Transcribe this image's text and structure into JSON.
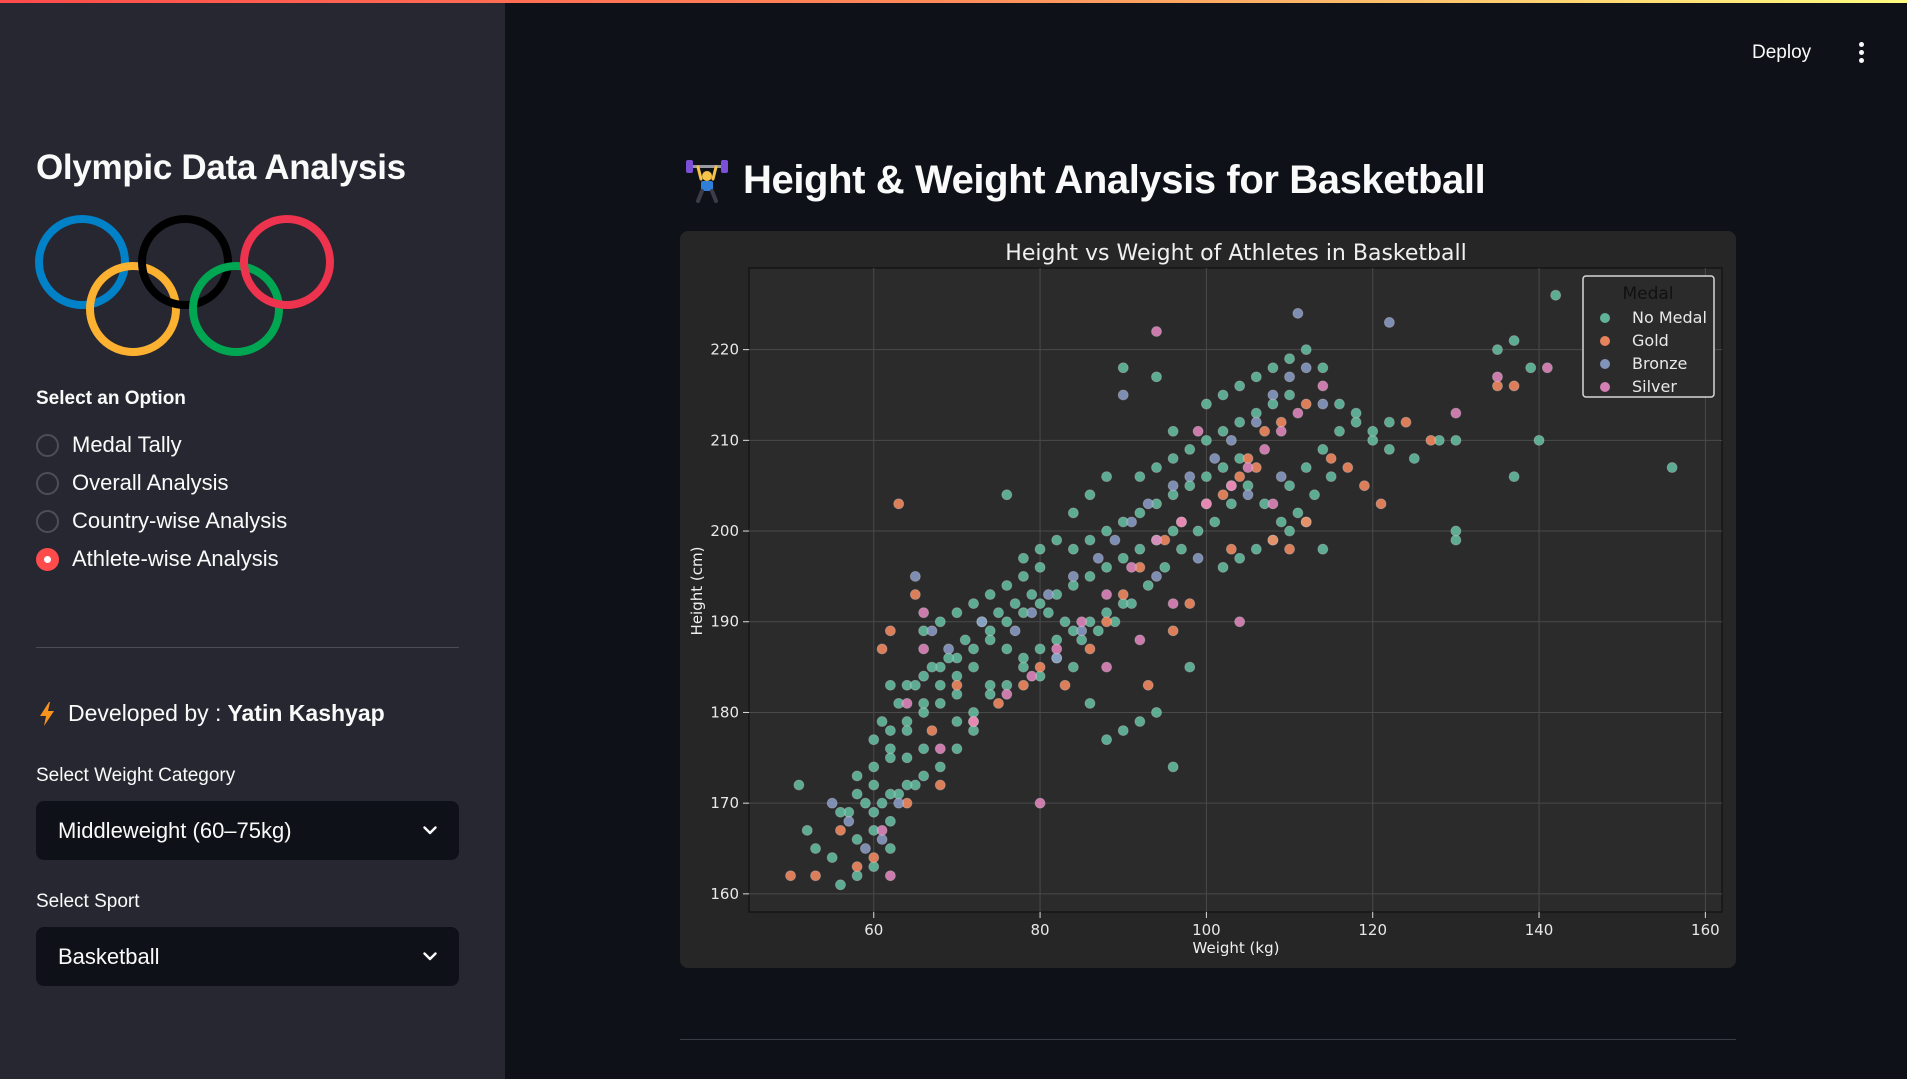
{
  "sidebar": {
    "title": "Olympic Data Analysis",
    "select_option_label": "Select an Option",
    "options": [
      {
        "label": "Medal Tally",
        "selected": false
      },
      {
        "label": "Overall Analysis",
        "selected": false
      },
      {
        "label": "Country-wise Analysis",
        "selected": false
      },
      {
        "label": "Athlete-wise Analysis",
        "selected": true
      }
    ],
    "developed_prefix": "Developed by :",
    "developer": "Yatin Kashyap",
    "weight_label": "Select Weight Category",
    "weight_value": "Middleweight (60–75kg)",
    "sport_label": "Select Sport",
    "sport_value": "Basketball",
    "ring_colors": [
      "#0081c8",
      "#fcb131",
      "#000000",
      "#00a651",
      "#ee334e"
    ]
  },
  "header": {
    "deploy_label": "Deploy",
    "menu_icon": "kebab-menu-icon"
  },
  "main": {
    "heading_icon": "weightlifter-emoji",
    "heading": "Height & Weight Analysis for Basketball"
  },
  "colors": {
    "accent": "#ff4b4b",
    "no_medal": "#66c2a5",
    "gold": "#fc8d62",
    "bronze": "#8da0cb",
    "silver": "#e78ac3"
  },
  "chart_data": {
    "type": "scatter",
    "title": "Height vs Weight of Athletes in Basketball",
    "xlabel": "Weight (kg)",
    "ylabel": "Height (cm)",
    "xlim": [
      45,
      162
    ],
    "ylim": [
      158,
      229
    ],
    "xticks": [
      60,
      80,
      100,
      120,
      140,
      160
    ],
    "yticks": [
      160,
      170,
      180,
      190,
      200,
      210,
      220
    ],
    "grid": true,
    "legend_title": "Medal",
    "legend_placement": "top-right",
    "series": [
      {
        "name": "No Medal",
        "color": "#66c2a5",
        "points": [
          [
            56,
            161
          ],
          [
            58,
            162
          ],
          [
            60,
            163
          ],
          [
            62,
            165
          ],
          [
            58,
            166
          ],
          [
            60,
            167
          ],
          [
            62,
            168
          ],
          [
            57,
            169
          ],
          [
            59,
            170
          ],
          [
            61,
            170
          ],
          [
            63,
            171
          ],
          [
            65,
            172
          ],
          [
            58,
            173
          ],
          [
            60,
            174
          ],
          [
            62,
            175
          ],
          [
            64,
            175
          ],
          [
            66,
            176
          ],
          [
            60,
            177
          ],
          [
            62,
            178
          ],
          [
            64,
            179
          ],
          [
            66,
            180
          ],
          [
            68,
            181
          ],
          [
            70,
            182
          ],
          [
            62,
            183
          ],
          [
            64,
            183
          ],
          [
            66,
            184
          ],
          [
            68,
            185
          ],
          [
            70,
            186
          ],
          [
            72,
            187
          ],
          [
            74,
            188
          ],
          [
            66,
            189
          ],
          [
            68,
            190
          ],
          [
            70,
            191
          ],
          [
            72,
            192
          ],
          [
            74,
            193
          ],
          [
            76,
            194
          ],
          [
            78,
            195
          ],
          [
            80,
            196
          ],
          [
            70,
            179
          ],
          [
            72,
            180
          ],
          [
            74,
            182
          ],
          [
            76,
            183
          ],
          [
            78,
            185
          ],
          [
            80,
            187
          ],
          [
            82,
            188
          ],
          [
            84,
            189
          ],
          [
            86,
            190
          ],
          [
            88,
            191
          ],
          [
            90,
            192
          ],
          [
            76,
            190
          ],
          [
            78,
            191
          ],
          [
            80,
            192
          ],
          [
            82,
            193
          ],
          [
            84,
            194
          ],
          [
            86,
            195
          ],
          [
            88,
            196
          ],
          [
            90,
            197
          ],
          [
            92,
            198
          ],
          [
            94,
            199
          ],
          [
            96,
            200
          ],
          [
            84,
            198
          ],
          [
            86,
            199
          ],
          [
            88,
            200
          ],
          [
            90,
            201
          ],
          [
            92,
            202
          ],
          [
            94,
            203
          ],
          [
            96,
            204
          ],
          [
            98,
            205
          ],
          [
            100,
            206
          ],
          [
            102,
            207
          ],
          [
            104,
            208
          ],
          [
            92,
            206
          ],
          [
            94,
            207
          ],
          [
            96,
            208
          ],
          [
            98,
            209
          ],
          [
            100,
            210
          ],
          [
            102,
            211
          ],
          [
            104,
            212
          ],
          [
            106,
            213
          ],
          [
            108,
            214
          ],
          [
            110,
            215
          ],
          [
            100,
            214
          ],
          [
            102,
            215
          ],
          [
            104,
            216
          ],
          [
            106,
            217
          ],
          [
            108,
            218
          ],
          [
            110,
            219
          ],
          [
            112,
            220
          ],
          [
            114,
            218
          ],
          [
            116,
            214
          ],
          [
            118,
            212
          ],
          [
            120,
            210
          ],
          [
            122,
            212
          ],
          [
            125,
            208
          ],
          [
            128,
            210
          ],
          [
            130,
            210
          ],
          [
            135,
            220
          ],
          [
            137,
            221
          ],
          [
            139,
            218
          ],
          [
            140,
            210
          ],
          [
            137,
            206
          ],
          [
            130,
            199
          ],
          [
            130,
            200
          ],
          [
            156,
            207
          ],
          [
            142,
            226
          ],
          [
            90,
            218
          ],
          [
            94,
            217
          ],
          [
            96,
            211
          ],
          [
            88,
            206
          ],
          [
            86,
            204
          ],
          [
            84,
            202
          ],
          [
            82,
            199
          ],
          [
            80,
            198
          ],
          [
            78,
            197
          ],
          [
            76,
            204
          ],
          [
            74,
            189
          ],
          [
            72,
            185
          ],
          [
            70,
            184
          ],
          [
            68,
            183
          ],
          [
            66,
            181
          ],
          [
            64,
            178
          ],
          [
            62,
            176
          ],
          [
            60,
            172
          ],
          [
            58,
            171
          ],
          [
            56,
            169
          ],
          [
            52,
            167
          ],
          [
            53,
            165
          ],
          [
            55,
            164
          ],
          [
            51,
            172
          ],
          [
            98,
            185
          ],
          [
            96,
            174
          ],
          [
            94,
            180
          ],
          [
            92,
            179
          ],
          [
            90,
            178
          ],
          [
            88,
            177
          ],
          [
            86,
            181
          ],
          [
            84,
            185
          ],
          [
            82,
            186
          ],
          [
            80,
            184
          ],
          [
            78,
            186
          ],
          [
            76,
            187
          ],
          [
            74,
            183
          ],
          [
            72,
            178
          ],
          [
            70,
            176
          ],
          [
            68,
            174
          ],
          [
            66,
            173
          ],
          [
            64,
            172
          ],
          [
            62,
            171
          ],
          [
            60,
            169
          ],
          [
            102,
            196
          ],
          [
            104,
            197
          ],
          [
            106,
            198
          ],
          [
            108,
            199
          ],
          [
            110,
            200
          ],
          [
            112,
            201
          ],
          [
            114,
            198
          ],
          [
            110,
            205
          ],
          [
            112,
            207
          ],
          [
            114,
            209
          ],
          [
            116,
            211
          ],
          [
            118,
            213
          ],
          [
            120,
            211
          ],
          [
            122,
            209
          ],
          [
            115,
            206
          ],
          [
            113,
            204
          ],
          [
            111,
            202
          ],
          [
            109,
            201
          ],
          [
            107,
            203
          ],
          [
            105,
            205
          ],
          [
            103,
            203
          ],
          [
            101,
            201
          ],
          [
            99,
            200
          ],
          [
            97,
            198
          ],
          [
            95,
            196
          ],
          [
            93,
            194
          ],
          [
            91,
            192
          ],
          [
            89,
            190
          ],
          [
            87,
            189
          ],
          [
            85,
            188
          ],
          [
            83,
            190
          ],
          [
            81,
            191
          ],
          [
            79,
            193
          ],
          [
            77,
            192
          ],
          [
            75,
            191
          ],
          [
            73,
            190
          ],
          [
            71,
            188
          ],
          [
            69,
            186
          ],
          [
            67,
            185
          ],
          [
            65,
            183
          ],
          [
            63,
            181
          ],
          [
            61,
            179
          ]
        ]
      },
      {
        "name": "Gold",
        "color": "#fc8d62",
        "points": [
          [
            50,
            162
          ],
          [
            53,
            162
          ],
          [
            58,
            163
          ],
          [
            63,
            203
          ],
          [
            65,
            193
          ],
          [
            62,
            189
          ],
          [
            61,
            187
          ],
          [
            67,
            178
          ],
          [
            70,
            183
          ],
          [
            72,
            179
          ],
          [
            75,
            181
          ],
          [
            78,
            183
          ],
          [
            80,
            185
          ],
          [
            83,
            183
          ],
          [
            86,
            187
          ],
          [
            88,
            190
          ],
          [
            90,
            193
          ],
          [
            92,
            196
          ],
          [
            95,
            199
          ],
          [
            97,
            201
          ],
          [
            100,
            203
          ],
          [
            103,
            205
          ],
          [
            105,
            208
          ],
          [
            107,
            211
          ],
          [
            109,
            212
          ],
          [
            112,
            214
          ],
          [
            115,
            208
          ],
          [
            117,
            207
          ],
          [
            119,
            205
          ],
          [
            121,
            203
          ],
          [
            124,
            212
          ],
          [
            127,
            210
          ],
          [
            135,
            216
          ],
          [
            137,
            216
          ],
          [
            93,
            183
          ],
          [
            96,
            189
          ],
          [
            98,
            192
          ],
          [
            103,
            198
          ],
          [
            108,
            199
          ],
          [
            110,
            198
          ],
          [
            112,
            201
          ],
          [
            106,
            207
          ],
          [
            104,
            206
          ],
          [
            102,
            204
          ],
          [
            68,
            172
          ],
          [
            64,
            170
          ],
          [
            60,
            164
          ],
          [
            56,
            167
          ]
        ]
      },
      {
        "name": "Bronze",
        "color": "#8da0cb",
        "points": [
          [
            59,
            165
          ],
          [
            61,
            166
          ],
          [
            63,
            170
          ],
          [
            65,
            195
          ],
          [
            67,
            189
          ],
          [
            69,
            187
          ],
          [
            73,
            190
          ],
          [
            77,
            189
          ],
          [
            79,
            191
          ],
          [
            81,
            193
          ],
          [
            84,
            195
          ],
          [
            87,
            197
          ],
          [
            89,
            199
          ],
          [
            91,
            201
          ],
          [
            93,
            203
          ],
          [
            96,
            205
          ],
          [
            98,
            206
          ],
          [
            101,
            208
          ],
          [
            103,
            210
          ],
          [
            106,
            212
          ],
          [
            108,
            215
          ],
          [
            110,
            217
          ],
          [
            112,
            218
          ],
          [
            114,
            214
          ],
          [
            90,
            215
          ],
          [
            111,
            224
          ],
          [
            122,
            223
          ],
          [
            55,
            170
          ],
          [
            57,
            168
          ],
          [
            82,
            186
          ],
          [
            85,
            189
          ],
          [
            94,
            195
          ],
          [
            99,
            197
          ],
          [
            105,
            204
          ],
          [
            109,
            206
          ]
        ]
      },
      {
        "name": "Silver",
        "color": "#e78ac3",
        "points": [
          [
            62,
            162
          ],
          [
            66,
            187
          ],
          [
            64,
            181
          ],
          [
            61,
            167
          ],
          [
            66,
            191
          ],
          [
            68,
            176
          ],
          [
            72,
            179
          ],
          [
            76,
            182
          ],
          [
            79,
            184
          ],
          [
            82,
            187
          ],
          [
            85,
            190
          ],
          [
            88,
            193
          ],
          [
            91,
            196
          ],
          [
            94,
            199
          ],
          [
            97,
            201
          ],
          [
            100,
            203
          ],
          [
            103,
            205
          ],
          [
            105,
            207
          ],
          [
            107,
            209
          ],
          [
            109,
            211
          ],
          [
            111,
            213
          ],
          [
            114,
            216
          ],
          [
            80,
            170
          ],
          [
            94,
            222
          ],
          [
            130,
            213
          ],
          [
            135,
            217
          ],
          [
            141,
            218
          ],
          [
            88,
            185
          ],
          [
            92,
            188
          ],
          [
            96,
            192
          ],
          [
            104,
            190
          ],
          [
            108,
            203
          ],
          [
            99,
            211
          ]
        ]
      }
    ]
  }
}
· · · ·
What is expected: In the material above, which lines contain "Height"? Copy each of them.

Answer box:
    "heading": "Height & Weight Analysis for Basketball"
    "title": "Height vs Weight of Athletes in Basketball",
    "ylabel": "Height (cm)",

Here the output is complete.